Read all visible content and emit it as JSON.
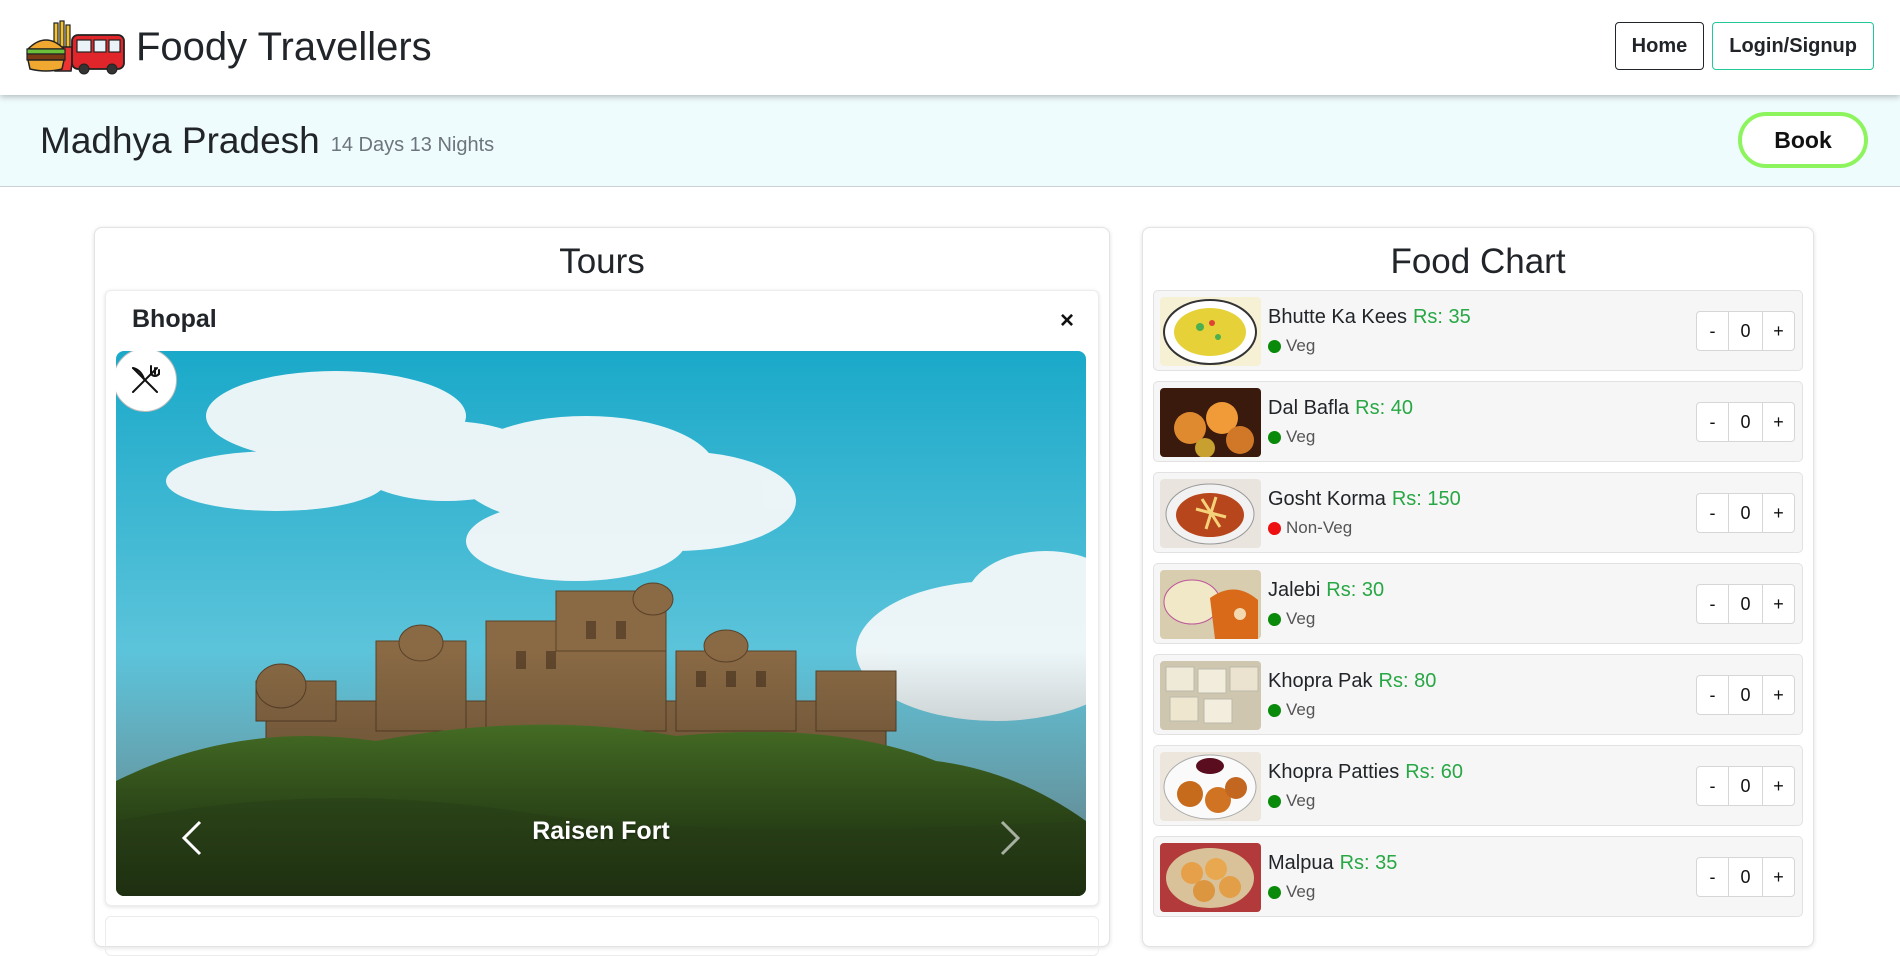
{
  "navbar": {
    "brand": "Foody Travellers",
    "home_label": "Home",
    "login_label": "Login/Signup"
  },
  "trip": {
    "state": "Madhya Pradesh",
    "duration": "14 Days 13 Nights",
    "book_label": "Book"
  },
  "tours": {
    "title": "Tours",
    "city": "Bhopal",
    "close": "×",
    "caption": "Raisen Fort"
  },
  "food_chart": {
    "title": "Food Chart",
    "items": [
      {
        "name": "Bhutte Ka Kees",
        "price": "Rs: 35",
        "type": "Veg",
        "qty": "0"
      },
      {
        "name": "Dal Bafla",
        "price": "Rs: 40",
        "type": "Veg",
        "qty": "0"
      },
      {
        "name": "Gosht Korma",
        "price": "Rs: 150",
        "type": "Non-Veg",
        "qty": "0"
      },
      {
        "name": "Jalebi",
        "price": "Rs: 30",
        "type": "Veg",
        "qty": "0"
      },
      {
        "name": "Khopra Pak",
        "price": "Rs: 80",
        "type": "Veg",
        "qty": "0"
      },
      {
        "name": "Khopra Patties",
        "price": "Rs: 60",
        "type": "Veg",
        "qty": "0"
      },
      {
        "name": "Malpua",
        "price": "Rs: 35",
        "type": "Veg",
        "qty": "0"
      }
    ],
    "minus": "-",
    "plus": "+"
  },
  "colors": {
    "price": "#28a745",
    "veg": "#0a8a0a",
    "nonveg": "#ee1010",
    "book_border": "#8cf45c",
    "subheader_bg": "#effcfd"
  },
  "icons": {
    "brand": "burger-fries-bus-logo",
    "food_badge": "fork-knife-icon",
    "prev": "chevron-left-icon",
    "next": "chevron-right-icon"
  }
}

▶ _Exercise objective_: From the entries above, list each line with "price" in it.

▶ _Response_:
        "price": "Rs: 35",
        "price": "Rs: 40",
        "price": "Rs: 150",
        "price": "Rs: 30",
        "price": "Rs: 80",
        "price": "Rs: 60",
        "price": "Rs: 35",
    "price": "#28a745",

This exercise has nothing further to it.